Activity:
What you return must be the full listing, word for word, with no images in it.

Extracted information:
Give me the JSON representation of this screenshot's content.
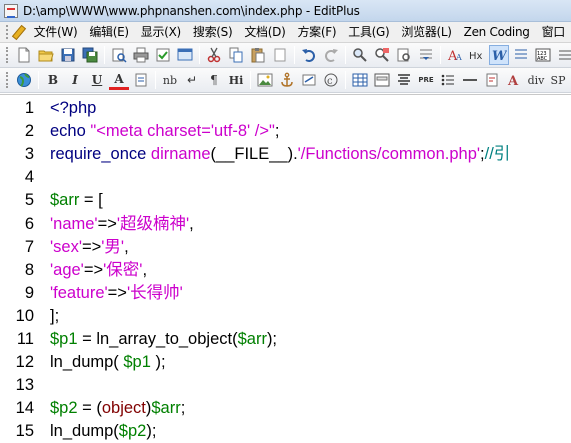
{
  "window": {
    "title": "D:\\amp\\WWW\\www.phpnanshen.com\\index.php - EditPlus"
  },
  "menu": {
    "items": [
      "文件(W)",
      "编辑(E)",
      "显示(X)",
      "搜索(S)",
      "文档(D)",
      "方案(F)",
      "工具(G)",
      "浏览器(L)",
      "Zen Coding",
      "窗口"
    ]
  },
  "toolbar2": {
    "text_buttons": {
      "bold": "B",
      "italic": "I",
      "underline": "U",
      "font_color": "A",
      "nbsp": "nb",
      "line_break": "↵",
      "paragraph": "¶",
      "heading": "Hi",
      "pre": "PRE",
      "div": "div",
      "span": "SP"
    }
  },
  "colors": {
    "keyword": "#000080",
    "string": "#cc00cc",
    "variable": "#008000",
    "function": "#cc00cc",
    "comment": "#008080"
  },
  "editor": {
    "lines": [
      {
        "num": "1",
        "tokens": [
          {
            "t": "<?php",
            "c": "keyword"
          }
        ]
      },
      {
        "num": "2",
        "tokens": [
          {
            "t": "echo ",
            "c": "keyword"
          },
          {
            "t": "\"<meta charset='utf-8' />\"",
            "c": "string"
          },
          {
            "t": ";",
            "c": "default"
          }
        ]
      },
      {
        "num": "3",
        "tokens": [
          {
            "t": "require_once ",
            "c": "keyword"
          },
          {
            "t": "dirname",
            "c": "func"
          },
          {
            "t": "(__FILE__).",
            "c": "default"
          },
          {
            "t": "'/Functions/common.php'",
            "c": "string"
          },
          {
            "t": ";",
            "c": "default"
          },
          {
            "t": "//引",
            "c": "comment"
          }
        ]
      },
      {
        "num": "4",
        "tokens": []
      },
      {
        "num": "5",
        "tokens": [
          {
            "t": "$arr",
            "c": "var"
          },
          {
            "t": " = [",
            "c": "default"
          }
        ]
      },
      {
        "num": "6",
        "tokens": [
          {
            "t": "'name'",
            "c": "string"
          },
          {
            "t": "=>",
            "c": "default"
          },
          {
            "t": "'超级楠神'",
            "c": "string"
          },
          {
            "t": ",",
            "c": "default"
          }
        ]
      },
      {
        "num": "7",
        "tokens": [
          {
            "t": "'sex'",
            "c": "string"
          },
          {
            "t": "=>",
            "c": "default"
          },
          {
            "t": "'男'",
            "c": "string"
          },
          {
            "t": ",",
            "c": "default"
          }
        ]
      },
      {
        "num": "8",
        "tokens": [
          {
            "t": "'age'",
            "c": "string"
          },
          {
            "t": "=>",
            "c": "default"
          },
          {
            "t": "'保密'",
            "c": "string"
          },
          {
            "t": ",",
            "c": "default"
          }
        ]
      },
      {
        "num": "9",
        "tokens": [
          {
            "t": "'feature'",
            "c": "string"
          },
          {
            "t": "=>",
            "c": "default"
          },
          {
            "t": "'长得帅'",
            "c": "string"
          }
        ]
      },
      {
        "num": "10",
        "tokens": [
          {
            "t": "];",
            "c": "default"
          }
        ]
      },
      {
        "num": "11",
        "tokens": [
          {
            "t": "$p1",
            "c": "var"
          },
          {
            "t": " = ln_array_to_object(",
            "c": "default"
          },
          {
            "t": "$arr",
            "c": "var"
          },
          {
            "t": ");",
            "c": "default"
          }
        ]
      },
      {
        "num": "12",
        "tokens": [
          {
            "t": "ln_dump( ",
            "c": "default"
          },
          {
            "t": "$p1",
            "c": "var"
          },
          {
            "t": " );",
            "c": "default"
          }
        ]
      },
      {
        "num": "13",
        "tokens": []
      },
      {
        "num": "14",
        "tokens": [
          {
            "t": "$p2",
            "c": "var"
          },
          {
            "t": " = (",
            "c": "default"
          },
          {
            "t": "object",
            "c": "brown"
          },
          {
            "t": ")",
            "c": "default"
          },
          {
            "t": "$arr",
            "c": "var"
          },
          {
            "t": ";",
            "c": "default"
          }
        ]
      },
      {
        "num": "15",
        "tokens": [
          {
            "t": "ln_dump(",
            "c": "default"
          },
          {
            "t": "$p2",
            "c": "var"
          },
          {
            "t": ");",
            "c": "default"
          }
        ]
      }
    ]
  }
}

Finished task:
Give me the JSON representation of this screenshot's content.
{
  "window": {
    "title": "D:\\amp\\WWW\\www.phpnanshen.com\\index.php - EditPlus"
  },
  "menu": {
    "items": [
      "文件(W)",
      "编辑(E)",
      "显示(X)",
      "搜索(S)",
      "文档(D)",
      "方案(F)",
      "工具(G)",
      "浏览器(L)",
      "Zen Coding",
      "窗口"
    ]
  },
  "toolbar2": {
    "text_buttons": {
      "bold": "B",
      "italic": "I",
      "underline": "U",
      "font_color": "A",
      "nbsp": "nb",
      "line_break": "↵",
      "paragraph": "¶",
      "heading": "Hi",
      "pre": "PRE",
      "div": "div",
      "span": "SP"
    }
  },
  "colors": {
    "keyword": "#000080",
    "string": "#cc00cc",
    "variable": "#008000",
    "function": "#cc00cc",
    "comment": "#008080"
  },
  "editor": {
    "lines": [
      {
        "num": "1",
        "tokens": [
          {
            "t": "<?php",
            "c": "keyword"
          }
        ]
      },
      {
        "num": "2",
        "tokens": [
          {
            "t": "echo ",
            "c": "keyword"
          },
          {
            "t": "\"<meta charset='utf-8' />\"",
            "c": "string"
          },
          {
            "t": ";",
            "c": "default"
          }
        ]
      },
      {
        "num": "3",
        "tokens": [
          {
            "t": "require_once ",
            "c": "keyword"
          },
          {
            "t": "dirname",
            "c": "func"
          },
          {
            "t": "(__FILE__).",
            "c": "default"
          },
          {
            "t": "'/Functions/common.php'",
            "c": "string"
          },
          {
            "t": ";",
            "c": "default"
          },
          {
            "t": "//引",
            "c": "comment"
          }
        ]
      },
      {
        "num": "4",
        "tokens": []
      },
      {
        "num": "5",
        "tokens": [
          {
            "t": "$arr",
            "c": "var"
          },
          {
            "t": " = [",
            "c": "default"
          }
        ]
      },
      {
        "num": "6",
        "tokens": [
          {
            "t": "'name'",
            "c": "string"
          },
          {
            "t": "=>",
            "c": "default"
          },
          {
            "t": "'超级楠神'",
            "c": "string"
          },
          {
            "t": ",",
            "c": "default"
          }
        ]
      },
      {
        "num": "7",
        "tokens": [
          {
            "t": "'sex'",
            "c": "string"
          },
          {
            "t": "=>",
            "c": "default"
          },
          {
            "t": "'男'",
            "c": "string"
          },
          {
            "t": ",",
            "c": "default"
          }
        ]
      },
      {
        "num": "8",
        "tokens": [
          {
            "t": "'age'",
            "c": "string"
          },
          {
            "t": "=>",
            "c": "default"
          },
          {
            "t": "'保密'",
            "c": "string"
          },
          {
            "t": ",",
            "c": "default"
          }
        ]
      },
      {
        "num": "9",
        "tokens": [
          {
            "t": "'feature'",
            "c": "string"
          },
          {
            "t": "=>",
            "c": "default"
          },
          {
            "t": "'长得帅'",
            "c": "string"
          }
        ]
      },
      {
        "num": "10",
        "tokens": [
          {
            "t": "];",
            "c": "default"
          }
        ]
      },
      {
        "num": "11",
        "tokens": [
          {
            "t": "$p1",
            "c": "var"
          },
          {
            "t": " = ln_array_to_object(",
            "c": "default"
          },
          {
            "t": "$arr",
            "c": "var"
          },
          {
            "t": ");",
            "c": "default"
          }
        ]
      },
      {
        "num": "12",
        "tokens": [
          {
            "t": "ln_dump( ",
            "c": "default"
          },
          {
            "t": "$p1",
            "c": "var"
          },
          {
            "t": " );",
            "c": "default"
          }
        ]
      },
      {
        "num": "13",
        "tokens": []
      },
      {
        "num": "14",
        "tokens": [
          {
            "t": "$p2",
            "c": "var"
          },
          {
            "t": " = (",
            "c": "default"
          },
          {
            "t": "object",
            "c": "brown"
          },
          {
            "t": ")",
            "c": "default"
          },
          {
            "t": "$arr",
            "c": "var"
          },
          {
            "t": ";",
            "c": "default"
          }
        ]
      },
      {
        "num": "15",
        "tokens": [
          {
            "t": "ln_dump(",
            "c": "default"
          },
          {
            "t": "$p2",
            "c": "var"
          },
          {
            "t": ");",
            "c": "default"
          }
        ]
      }
    ]
  }
}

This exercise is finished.